Now based in the western city of Lviv, Gavrylko is one of thousands of volunteers from around the world who have come to Ukraine to defend the country from Russian attack. Some have Ukrainian roots. Others are military veterans with no family ties who have decided to fight with Ukraine’s army. According to Gavrylko, “several hundred” Britons have already arrived, including Ben Grant, the son of a Tory MP.
There are volunteers from Canada – which has a large Ukrainian diaspora community – and the US. A group of Canadians were spotted in Lviv’s Freedom Square this week, with a large Canadian flag on the back of their vehicle. They identified a cafe for breakfast using Google, only to discover it was closed.

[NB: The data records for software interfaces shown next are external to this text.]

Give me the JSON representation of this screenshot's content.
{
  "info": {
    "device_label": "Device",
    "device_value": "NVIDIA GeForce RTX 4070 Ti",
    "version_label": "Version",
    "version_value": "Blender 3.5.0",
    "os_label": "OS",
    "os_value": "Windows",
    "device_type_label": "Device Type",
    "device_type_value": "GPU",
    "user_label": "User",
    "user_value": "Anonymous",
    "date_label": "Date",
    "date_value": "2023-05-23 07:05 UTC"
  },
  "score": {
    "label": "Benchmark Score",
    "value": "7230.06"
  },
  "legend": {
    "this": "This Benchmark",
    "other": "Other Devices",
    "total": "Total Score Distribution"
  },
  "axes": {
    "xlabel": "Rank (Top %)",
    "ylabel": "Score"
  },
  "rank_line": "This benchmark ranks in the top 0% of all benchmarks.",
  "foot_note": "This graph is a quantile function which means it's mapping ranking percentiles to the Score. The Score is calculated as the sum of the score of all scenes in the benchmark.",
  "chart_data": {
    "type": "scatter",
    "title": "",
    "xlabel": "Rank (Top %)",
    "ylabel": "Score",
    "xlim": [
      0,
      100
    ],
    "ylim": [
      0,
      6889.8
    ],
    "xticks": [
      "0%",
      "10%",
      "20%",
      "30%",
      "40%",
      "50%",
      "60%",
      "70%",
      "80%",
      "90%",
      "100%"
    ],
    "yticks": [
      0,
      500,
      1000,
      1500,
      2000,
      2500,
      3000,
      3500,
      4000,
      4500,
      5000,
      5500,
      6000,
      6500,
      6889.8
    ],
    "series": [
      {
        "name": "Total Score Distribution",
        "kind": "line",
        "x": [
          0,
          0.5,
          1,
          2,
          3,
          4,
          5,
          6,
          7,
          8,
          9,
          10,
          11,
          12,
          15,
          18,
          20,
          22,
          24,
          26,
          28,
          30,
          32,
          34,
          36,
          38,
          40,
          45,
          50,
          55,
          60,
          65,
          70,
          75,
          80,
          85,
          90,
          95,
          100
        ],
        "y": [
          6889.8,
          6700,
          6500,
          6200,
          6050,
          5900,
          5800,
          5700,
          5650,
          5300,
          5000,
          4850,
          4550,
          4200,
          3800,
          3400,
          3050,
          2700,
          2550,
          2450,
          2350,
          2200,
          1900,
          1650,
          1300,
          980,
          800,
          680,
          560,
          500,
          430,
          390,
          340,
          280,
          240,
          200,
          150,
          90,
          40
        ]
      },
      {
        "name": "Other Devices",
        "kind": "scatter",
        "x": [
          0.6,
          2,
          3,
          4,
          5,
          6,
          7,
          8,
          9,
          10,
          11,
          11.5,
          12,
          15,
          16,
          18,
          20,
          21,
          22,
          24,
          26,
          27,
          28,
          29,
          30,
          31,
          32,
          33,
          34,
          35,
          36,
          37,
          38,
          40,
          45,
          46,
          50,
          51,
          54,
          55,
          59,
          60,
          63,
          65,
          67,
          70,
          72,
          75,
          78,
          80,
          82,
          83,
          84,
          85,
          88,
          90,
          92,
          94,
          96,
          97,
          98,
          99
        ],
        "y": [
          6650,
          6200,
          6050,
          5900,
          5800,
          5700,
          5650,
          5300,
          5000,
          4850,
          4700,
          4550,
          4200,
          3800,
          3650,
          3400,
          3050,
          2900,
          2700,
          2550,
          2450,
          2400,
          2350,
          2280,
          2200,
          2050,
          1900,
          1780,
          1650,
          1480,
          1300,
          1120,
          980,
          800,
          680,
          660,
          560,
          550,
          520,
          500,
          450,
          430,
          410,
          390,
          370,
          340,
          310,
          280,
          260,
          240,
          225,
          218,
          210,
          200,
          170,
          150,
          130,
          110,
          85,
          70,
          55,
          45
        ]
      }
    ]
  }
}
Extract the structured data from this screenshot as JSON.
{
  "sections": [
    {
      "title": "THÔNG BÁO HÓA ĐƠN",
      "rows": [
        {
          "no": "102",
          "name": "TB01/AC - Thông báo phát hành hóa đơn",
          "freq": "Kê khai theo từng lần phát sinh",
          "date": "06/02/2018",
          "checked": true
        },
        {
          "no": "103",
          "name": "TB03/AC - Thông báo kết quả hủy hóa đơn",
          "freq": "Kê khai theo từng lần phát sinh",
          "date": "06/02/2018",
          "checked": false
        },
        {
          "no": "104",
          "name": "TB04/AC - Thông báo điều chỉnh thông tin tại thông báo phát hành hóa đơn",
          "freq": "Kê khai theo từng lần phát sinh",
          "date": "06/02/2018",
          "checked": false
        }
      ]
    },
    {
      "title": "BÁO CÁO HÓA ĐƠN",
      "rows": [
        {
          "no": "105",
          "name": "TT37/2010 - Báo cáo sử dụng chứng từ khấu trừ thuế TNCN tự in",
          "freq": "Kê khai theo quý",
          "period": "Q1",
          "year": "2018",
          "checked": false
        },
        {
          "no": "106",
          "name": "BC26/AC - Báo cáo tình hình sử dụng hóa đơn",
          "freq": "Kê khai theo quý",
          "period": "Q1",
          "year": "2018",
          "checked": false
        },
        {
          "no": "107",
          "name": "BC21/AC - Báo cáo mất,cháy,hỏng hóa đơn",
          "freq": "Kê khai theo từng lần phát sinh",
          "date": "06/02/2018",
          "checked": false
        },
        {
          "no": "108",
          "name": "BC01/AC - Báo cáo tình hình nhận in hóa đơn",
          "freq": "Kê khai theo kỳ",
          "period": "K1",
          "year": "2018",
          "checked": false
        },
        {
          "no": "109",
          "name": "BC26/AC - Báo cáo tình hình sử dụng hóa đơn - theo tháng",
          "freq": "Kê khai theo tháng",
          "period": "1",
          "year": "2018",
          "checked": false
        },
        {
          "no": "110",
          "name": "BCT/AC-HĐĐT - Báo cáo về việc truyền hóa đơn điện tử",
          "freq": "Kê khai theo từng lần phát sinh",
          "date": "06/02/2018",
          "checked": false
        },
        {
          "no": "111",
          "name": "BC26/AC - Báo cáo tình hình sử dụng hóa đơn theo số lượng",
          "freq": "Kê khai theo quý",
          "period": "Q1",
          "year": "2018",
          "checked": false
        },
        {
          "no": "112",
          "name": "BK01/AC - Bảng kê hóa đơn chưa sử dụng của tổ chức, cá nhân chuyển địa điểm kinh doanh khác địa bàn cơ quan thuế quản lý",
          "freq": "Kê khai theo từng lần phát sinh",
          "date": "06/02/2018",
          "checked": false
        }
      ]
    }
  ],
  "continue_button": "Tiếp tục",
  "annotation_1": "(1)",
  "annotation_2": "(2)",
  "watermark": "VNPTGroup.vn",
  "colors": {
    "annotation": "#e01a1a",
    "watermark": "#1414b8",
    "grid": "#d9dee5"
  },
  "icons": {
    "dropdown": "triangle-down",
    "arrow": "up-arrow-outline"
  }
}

Others come from the Baltic states and Georgia, itself the victim of Russian aggression and a punitive five-day war in 2008.
Collectively, these recruits amount to the most significant international brigade since the Spanish civil war, when volunteers including leftwing intellectuals fought in communist-organised military units between 1936 and 1938 in support of Spain’s popular front government. Gavrylko said he was aware of these historical echoes. Ukraine, in his view, was now fighting Vladimir Putin and a 21st-century version of fascism.
For the first time in at least ten days, some military planes are flying over the sky above the city of Lviv, about 50 miles from the border with Poland, and a safe haven for hundreds of thousands of internally displaced Ukrainians, Lorenzo Tondo reports.
It is still unclear whether the aircraft are Russian or Ukrainian. We all just hope they are friendlies.
On Friday, the cities of Lutsk and Ivano-Frankivsk, about 130km from here, have been targeted by Russian forces.